What you have to do:
Throughout the listing below, show every line in which "widgets" occurs.

Data records:
--- START ---
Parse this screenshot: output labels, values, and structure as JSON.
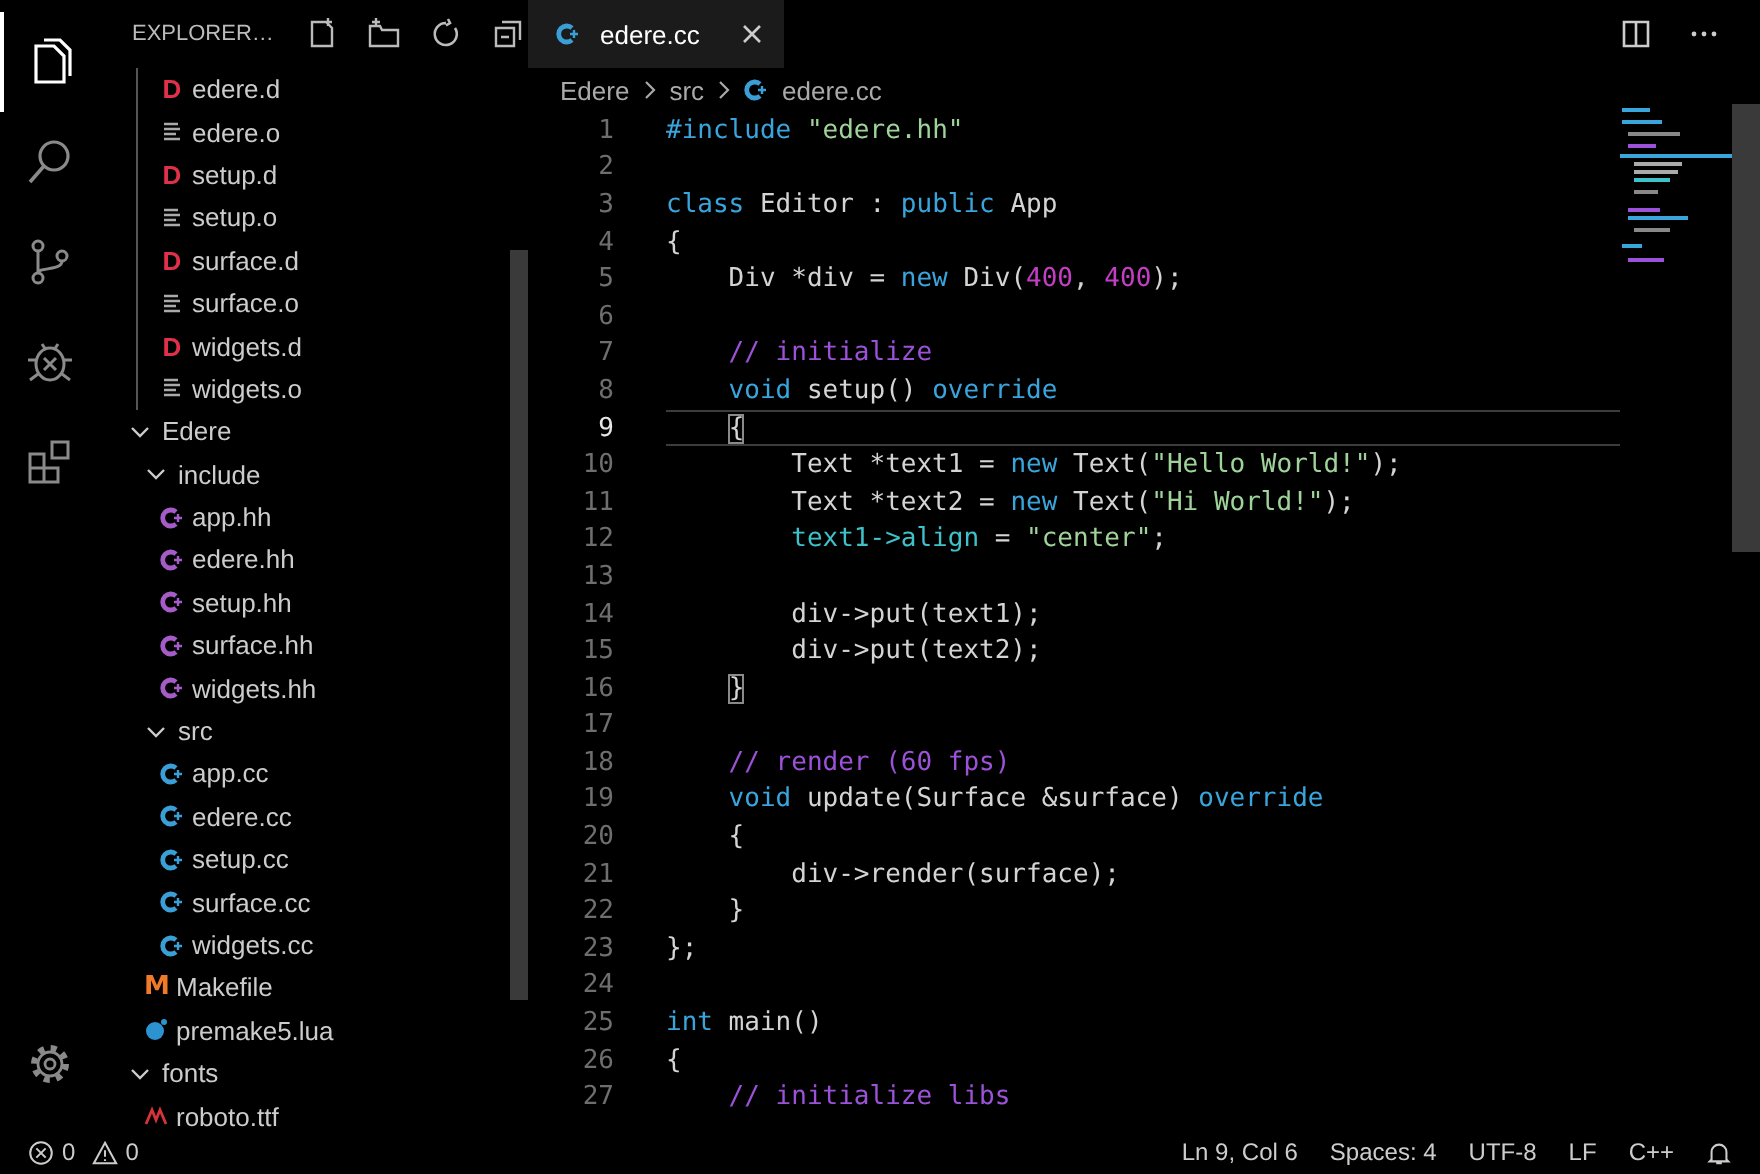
{
  "activity_bar": {
    "items": [
      {
        "kind": "explorer",
        "selected": true
      },
      {
        "kind": "search",
        "selected": false
      },
      {
        "kind": "source-control",
        "selected": false
      },
      {
        "kind": "debug",
        "selected": false
      },
      {
        "kind": "extensions",
        "selected": false
      }
    ],
    "bottom": [
      {
        "kind": "settings"
      }
    ]
  },
  "sidebar": {
    "title": "EXPLORER…",
    "tree": [
      {
        "kind": "group",
        "children": [
          {
            "label": "edere.d",
            "kind": "d",
            "glyph": "D"
          },
          {
            "label": "edere.o",
            "kind": "obj"
          },
          {
            "label": "setup.d",
            "kind": "d",
            "glyph": "D"
          },
          {
            "label": "setup.o",
            "kind": "obj"
          },
          {
            "label": "surface.d",
            "kind": "d",
            "glyph": "D"
          },
          {
            "label": "surface.o",
            "kind": "obj"
          },
          {
            "label": "widgets.d",
            "kind": "d",
            "glyph": "D"
          },
          {
            "label": "widgets.o",
            "kind": "obj"
          }
        ]
      },
      {
        "label": "Edere",
        "kind": "folder",
        "expanded": true,
        "children": [
          {
            "label": "include",
            "kind": "folder",
            "expanded": true,
            "children": [
              {
                "label": "app.hh",
                "kind": "hh"
              },
              {
                "label": "edere.hh",
                "kind": "hh"
              },
              {
                "label": "setup.hh",
                "kind": "hh"
              },
              {
                "label": "surface.hh",
                "kind": "hh"
              },
              {
                "label": "widgets.hh",
                "kind": "hh"
              }
            ]
          },
          {
            "label": "src",
            "kind": "folder",
            "expanded": true,
            "children": [
              {
                "label": "app.cc",
                "kind": "cc"
              },
              {
                "label": "edere.cc",
                "kind": "cc"
              },
              {
                "label": "setup.cc",
                "kind": "cc"
              },
              {
                "label": "surface.cc",
                "kind": "cc"
              },
              {
                "label": "widgets.cc",
                "kind": "cc"
              }
            ]
          },
          {
            "label": "Makefile",
            "kind": "makefile",
            "glyph": "M"
          },
          {
            "label": "premake5.lua",
            "kind": "lua"
          }
        ]
      },
      {
        "label": "fonts",
        "kind": "folder",
        "expanded": true,
        "children": [
          {
            "label": "roboto.ttf",
            "kind": "font"
          }
        ]
      }
    ]
  },
  "editor": {
    "tabs": [
      {
        "label": "edere.cc",
        "kind": "cc",
        "selected": true
      }
    ],
    "breadcrumb": [
      {
        "label": "Edere",
        "kind": "folder"
      },
      {
        "label": "src",
        "kind": "folder"
      },
      {
        "label": "edere.cc",
        "kind": "cc"
      }
    ],
    "lines": [
      {
        "number": "1",
        "current": false,
        "tokens": [
          {
            "kind": "kw",
            "text": "#include"
          },
          {
            "kind": "str",
            "text": " \"edere.hh\""
          }
        ]
      },
      {
        "number": "2",
        "current": false
      },
      {
        "number": "3",
        "current": false,
        "tokens": [
          {
            "kind": "kw",
            "text": "class"
          },
          {
            "kind": "plain",
            "text": " Editor : "
          },
          {
            "kind": "kw",
            "text": "public"
          },
          {
            "kind": "plain",
            "text": " App"
          }
        ]
      },
      {
        "number": "4",
        "current": false,
        "tokens": [
          {
            "kind": "plain",
            "text": "{"
          }
        ]
      },
      {
        "number": "5",
        "current": false,
        "tokens": [
          {
            "kind": "plain",
            "text": "    Div *div = "
          },
          {
            "kind": "kw",
            "text": "new"
          },
          {
            "kind": "plain",
            "text": " Div("
          },
          {
            "kind": "num",
            "text": "400"
          },
          {
            "kind": "plain",
            "text": ", "
          },
          {
            "kind": "num",
            "text": "400"
          },
          {
            "kind": "plain",
            "text": ");"
          }
        ]
      },
      {
        "number": "6",
        "current": false
      },
      {
        "number": "7",
        "current": false,
        "tokens": [
          {
            "kind": "comment",
            "text": "    // initialize"
          }
        ]
      },
      {
        "number": "8",
        "current": false,
        "tokens": [
          {
            "kind": "kw",
            "text": "    void"
          },
          {
            "kind": "plain",
            "text": " setup() "
          },
          {
            "kind": "kw",
            "text": "override"
          }
        ]
      },
      {
        "number": "9",
        "current": true,
        "tokens": [
          {
            "kind": "bracket",
            "text": "    {"
          }
        ]
      },
      {
        "number": "10",
        "current": false,
        "tokens": [
          {
            "kind": "plain",
            "text": "        Text *text1 = "
          },
          {
            "kind": "kw",
            "text": "new"
          },
          {
            "kind": "plain",
            "text": " Text("
          },
          {
            "kind": "str",
            "text": "\"Hello World!\""
          },
          {
            "kind": "plain",
            "text": ");"
          }
        ]
      },
      {
        "number": "11",
        "current": false,
        "tokens": [
          {
            "kind": "plain",
            "text": "        Text *text2 = "
          },
          {
            "kind": "kw",
            "text": "new"
          },
          {
            "kind": "plain",
            "text": " Text("
          },
          {
            "kind": "str",
            "text": "\"Hi World!\""
          },
          {
            "kind": "plain",
            "text": ");"
          }
        ]
      },
      {
        "number": "12",
        "current": false,
        "tokens": [
          {
            "kind": "member",
            "text": "        text1->align"
          },
          {
            "kind": "plain",
            "text": " = "
          },
          {
            "kind": "str",
            "text": "\"center\""
          },
          {
            "kind": "plain",
            "text": ";"
          }
        ]
      },
      {
        "number": "13",
        "current": false
      },
      {
        "number": "14",
        "current": false,
        "tokens": [
          {
            "kind": "plain",
            "text": "        div->put(text1);"
          }
        ]
      },
      {
        "number": "15",
        "current": false,
        "tokens": [
          {
            "kind": "plain",
            "text": "        div->put(text2);"
          }
        ]
      },
      {
        "number": "16",
        "current": false,
        "tokens": [
          {
            "kind": "bracket",
            "text": "    }"
          }
        ]
      },
      {
        "number": "17",
        "current": false
      },
      {
        "number": "18",
        "current": false,
        "tokens": [
          {
            "kind": "comment",
            "text": "    // render (60 fps)"
          }
        ]
      },
      {
        "number": "19",
        "current": false,
        "tokens": [
          {
            "kind": "kw",
            "text": "    void"
          },
          {
            "kind": "plain",
            "text": " update(Surface &surface) "
          },
          {
            "kind": "kw",
            "text": "override"
          }
        ]
      },
      {
        "number": "20",
        "current": false,
        "tokens": [
          {
            "kind": "plain",
            "text": "    {"
          }
        ]
      },
      {
        "number": "21",
        "current": false,
        "tokens": [
          {
            "kind": "plain",
            "text": "        div->render(surface);"
          }
        ]
      },
      {
        "number": "22",
        "current": false,
        "tokens": [
          {
            "kind": "plain",
            "text": "    }"
          }
        ]
      },
      {
        "number": "23",
        "current": false,
        "tokens": [
          {
            "kind": "plain",
            "text": "};"
          }
        ]
      },
      {
        "number": "24",
        "current": false
      },
      {
        "number": "25",
        "current": false,
        "tokens": [
          {
            "kind": "kw",
            "text": "int"
          },
          {
            "kind": "plain",
            "text": " main()"
          }
        ]
      },
      {
        "number": "26",
        "current": false,
        "tokens": [
          {
            "kind": "plain",
            "text": "{"
          }
        ]
      },
      {
        "number": "27",
        "current": false,
        "tokens": [
          {
            "kind": "comment",
            "text": "    // initialize libs"
          }
        ]
      }
    ]
  },
  "status_bar": {
    "left": [
      {
        "kind": "errors",
        "text": "0"
      },
      {
        "kind": "warnings",
        "text": "0"
      }
    ],
    "right": [
      {
        "text": "Ln 9, Col 6"
      },
      {
        "text": "Spaces: 4"
      },
      {
        "text": "UTF-8"
      },
      {
        "text": "LF"
      },
      {
        "text": "C++"
      }
    ]
  }
}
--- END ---
Solution below:
            "label": "widgets.d",
            "label": "widgets.o",
                "label": "widgets.hh",
                "label": "widgets.cc",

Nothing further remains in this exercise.